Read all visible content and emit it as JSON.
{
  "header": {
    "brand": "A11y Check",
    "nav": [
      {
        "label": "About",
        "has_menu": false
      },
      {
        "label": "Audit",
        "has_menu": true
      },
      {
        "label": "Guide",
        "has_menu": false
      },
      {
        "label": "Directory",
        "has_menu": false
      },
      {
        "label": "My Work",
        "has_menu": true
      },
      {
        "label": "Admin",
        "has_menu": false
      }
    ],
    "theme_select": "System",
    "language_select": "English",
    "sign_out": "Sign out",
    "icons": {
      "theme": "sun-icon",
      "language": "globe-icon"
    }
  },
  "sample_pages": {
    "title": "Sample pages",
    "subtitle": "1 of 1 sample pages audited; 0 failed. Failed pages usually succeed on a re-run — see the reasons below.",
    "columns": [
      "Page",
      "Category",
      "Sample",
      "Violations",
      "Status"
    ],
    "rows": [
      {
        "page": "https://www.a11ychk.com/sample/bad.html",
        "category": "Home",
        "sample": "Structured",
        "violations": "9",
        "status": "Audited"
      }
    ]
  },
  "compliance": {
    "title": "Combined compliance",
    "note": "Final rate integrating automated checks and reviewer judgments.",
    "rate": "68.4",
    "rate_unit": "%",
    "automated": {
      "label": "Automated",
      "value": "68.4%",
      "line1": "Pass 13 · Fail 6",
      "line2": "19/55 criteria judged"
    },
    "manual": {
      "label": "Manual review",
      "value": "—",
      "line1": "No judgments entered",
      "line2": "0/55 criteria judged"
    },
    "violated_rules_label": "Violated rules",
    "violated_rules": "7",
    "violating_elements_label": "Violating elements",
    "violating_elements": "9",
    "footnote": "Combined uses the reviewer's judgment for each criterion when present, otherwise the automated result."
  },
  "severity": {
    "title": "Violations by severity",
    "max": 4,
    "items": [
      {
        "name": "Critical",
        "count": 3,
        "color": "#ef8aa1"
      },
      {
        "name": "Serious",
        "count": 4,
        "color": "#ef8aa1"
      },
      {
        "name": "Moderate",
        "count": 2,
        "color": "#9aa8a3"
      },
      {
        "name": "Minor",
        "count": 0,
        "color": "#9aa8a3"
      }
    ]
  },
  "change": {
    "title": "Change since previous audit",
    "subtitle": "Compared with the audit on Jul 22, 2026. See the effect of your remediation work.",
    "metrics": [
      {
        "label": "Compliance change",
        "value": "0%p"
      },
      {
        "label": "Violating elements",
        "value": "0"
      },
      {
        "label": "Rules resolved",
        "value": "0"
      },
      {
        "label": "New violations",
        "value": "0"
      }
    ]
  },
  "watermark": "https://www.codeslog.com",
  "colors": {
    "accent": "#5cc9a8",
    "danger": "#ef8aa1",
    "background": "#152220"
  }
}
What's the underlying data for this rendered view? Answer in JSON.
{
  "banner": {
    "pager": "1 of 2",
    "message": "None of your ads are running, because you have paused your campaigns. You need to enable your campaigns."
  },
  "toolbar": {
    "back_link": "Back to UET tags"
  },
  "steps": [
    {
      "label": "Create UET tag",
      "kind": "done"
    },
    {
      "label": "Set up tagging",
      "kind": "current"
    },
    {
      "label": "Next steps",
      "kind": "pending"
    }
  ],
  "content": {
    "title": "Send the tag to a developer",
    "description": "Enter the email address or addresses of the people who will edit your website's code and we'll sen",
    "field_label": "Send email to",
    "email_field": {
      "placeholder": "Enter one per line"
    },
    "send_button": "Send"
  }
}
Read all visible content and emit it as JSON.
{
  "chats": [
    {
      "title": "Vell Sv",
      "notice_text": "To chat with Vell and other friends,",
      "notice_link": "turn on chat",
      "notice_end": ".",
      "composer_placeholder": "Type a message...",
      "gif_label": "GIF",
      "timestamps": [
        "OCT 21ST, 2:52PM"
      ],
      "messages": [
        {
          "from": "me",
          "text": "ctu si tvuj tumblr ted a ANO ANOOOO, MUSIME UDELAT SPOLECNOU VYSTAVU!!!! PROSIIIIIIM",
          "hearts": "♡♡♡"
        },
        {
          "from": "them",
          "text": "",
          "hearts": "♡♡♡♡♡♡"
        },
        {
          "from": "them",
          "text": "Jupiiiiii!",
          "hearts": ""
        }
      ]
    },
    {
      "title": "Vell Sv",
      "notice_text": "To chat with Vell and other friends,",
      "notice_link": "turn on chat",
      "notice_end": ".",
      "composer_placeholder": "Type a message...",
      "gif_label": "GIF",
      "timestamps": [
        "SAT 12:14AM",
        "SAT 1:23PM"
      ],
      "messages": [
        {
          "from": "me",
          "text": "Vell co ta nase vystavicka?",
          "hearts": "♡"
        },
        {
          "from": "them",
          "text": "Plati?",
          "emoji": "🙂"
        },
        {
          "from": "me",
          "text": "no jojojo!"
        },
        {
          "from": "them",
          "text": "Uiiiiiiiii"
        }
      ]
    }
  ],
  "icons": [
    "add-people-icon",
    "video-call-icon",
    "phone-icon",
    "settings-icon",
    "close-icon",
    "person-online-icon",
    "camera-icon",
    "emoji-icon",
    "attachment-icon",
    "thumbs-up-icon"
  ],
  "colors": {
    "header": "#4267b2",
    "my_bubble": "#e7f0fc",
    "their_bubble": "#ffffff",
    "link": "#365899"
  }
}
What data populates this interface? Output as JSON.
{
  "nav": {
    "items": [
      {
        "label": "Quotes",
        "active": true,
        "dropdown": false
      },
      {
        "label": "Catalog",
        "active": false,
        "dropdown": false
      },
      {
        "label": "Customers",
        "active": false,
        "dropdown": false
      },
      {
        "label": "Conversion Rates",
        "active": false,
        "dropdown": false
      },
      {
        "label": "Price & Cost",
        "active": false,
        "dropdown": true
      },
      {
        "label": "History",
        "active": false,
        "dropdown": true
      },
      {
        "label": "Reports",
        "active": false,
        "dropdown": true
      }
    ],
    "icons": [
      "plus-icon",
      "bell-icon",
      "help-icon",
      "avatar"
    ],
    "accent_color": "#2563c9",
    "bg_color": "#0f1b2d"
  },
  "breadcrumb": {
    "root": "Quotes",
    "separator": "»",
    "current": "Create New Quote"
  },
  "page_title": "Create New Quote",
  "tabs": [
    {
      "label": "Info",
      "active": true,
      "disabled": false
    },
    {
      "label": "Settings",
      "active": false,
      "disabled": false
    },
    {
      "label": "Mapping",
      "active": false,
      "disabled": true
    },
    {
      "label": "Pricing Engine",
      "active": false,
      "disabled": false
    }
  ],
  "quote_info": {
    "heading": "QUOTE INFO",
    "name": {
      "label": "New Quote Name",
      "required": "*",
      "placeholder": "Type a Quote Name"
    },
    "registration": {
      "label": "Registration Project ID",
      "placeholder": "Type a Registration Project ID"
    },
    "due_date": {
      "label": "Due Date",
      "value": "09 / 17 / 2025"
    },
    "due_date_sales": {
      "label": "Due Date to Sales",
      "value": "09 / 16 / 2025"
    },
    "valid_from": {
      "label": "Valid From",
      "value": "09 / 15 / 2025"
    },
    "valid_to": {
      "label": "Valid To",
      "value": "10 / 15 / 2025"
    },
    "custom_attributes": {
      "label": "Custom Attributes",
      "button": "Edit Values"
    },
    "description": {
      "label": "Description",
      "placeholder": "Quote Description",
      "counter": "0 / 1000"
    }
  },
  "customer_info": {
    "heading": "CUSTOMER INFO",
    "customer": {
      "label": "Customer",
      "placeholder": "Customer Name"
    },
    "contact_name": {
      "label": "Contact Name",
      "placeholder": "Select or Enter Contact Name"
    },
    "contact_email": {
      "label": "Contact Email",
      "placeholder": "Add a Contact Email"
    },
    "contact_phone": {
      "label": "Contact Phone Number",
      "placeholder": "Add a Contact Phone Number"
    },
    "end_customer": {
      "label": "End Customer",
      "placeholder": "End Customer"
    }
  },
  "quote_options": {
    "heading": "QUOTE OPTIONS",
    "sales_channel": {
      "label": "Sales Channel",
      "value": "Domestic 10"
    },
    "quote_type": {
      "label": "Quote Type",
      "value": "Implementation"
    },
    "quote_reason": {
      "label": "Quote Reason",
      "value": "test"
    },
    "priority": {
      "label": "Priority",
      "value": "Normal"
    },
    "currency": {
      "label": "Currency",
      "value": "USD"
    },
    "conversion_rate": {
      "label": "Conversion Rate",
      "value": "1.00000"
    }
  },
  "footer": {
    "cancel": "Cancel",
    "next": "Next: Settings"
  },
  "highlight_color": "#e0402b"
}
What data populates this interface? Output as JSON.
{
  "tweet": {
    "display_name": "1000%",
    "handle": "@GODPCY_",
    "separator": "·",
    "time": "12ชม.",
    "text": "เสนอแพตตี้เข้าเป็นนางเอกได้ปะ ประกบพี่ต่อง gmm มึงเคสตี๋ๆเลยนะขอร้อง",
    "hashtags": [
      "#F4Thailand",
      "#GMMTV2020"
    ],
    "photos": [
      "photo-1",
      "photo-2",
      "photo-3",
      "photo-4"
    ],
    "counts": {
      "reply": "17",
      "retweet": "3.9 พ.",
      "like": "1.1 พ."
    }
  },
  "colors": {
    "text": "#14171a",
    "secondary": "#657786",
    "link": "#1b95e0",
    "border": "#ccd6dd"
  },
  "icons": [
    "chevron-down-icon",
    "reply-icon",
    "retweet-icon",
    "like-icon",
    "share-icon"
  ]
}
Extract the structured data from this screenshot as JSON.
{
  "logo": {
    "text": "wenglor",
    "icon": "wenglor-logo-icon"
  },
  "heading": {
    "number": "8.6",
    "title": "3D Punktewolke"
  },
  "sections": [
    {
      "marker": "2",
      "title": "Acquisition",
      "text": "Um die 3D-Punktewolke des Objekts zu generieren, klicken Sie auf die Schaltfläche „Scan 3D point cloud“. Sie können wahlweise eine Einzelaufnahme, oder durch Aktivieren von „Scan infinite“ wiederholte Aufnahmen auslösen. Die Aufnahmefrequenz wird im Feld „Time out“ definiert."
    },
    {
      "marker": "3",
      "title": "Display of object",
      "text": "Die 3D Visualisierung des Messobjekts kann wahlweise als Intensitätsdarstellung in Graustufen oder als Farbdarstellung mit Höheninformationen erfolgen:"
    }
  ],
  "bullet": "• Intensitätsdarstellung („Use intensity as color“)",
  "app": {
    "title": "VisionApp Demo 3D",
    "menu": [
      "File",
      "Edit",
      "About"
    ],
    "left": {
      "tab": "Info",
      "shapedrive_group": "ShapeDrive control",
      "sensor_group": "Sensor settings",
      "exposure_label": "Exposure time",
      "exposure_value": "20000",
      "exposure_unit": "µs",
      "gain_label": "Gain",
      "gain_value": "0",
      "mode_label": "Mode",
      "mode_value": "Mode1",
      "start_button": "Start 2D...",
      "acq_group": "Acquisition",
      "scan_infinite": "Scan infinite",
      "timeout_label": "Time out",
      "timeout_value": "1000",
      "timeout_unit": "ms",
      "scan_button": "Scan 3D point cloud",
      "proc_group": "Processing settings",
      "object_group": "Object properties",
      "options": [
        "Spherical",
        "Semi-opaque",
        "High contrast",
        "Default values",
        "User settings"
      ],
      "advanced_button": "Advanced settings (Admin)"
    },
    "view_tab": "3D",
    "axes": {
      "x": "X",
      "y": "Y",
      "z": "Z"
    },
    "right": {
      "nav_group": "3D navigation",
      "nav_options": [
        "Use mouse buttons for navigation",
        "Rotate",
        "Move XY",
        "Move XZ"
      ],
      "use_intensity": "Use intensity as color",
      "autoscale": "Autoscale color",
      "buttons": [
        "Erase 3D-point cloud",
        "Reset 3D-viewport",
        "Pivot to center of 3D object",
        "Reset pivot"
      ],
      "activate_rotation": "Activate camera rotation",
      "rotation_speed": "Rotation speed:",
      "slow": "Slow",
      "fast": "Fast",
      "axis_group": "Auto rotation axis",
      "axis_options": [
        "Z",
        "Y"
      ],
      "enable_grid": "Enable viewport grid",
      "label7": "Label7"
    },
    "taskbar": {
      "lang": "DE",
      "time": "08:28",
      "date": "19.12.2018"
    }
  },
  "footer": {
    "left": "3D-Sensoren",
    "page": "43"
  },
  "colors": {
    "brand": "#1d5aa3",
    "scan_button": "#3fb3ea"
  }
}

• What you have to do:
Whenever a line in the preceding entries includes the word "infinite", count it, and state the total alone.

• Result:
2